- **MATERIAL TO PROCESS**

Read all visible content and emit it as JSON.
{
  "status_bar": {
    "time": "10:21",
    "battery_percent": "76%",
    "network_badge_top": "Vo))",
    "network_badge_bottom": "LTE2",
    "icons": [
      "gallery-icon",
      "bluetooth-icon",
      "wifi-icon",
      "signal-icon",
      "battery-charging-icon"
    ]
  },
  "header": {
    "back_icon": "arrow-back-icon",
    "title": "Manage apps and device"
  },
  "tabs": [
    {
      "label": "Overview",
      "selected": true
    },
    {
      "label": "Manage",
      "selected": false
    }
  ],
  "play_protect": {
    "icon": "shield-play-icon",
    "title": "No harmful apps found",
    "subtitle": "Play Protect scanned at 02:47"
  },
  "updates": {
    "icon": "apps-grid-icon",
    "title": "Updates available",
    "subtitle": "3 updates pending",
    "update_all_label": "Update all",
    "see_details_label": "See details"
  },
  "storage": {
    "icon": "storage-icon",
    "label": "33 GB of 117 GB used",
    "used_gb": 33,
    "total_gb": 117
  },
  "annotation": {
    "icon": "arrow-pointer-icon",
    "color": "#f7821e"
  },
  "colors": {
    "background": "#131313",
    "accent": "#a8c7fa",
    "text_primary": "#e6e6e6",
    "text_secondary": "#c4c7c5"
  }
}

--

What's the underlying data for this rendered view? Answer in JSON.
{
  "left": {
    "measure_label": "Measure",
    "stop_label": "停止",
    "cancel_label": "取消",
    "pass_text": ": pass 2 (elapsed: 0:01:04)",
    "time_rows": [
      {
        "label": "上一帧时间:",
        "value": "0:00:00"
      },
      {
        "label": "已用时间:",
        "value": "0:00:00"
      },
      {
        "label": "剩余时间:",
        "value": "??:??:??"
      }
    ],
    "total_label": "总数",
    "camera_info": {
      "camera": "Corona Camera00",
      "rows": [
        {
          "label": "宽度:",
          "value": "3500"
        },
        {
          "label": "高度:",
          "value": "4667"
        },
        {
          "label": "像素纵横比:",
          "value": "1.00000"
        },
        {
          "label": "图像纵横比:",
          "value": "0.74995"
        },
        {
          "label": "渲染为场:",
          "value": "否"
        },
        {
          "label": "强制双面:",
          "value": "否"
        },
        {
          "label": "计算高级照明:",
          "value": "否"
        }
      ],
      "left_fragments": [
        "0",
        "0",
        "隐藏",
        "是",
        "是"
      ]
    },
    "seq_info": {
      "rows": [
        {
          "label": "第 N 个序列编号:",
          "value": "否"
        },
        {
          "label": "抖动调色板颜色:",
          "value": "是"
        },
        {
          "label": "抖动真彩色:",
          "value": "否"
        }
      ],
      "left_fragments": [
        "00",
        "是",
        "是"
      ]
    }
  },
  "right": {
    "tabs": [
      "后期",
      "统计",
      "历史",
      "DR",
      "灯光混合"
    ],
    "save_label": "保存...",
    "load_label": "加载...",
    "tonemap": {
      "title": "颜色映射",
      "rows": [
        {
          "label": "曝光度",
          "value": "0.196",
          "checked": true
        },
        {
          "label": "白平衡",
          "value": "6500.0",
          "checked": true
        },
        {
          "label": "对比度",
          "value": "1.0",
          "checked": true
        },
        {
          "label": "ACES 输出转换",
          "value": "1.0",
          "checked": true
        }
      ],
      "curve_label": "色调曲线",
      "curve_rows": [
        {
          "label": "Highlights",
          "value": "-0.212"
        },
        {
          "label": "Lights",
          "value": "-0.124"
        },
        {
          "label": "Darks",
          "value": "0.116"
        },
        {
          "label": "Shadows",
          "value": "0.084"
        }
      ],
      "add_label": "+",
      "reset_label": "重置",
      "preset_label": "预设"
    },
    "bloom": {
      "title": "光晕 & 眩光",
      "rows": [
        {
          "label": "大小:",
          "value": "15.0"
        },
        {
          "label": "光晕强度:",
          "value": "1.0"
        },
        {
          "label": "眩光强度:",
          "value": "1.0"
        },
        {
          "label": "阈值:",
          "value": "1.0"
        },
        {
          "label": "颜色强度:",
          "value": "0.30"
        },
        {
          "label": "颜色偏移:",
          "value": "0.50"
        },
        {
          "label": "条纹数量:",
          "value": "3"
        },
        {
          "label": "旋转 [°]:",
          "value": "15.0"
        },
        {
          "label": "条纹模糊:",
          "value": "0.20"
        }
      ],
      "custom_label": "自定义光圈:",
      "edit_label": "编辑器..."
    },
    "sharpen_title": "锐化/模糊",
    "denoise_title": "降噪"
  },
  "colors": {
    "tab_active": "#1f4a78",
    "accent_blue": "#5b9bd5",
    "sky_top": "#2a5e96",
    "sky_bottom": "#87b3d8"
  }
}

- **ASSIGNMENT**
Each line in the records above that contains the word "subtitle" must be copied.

- **EXERCISE ANSWER**
    "subtitle": "Play Protect scanned at 02:47"
    "subtitle": "3 updates pending",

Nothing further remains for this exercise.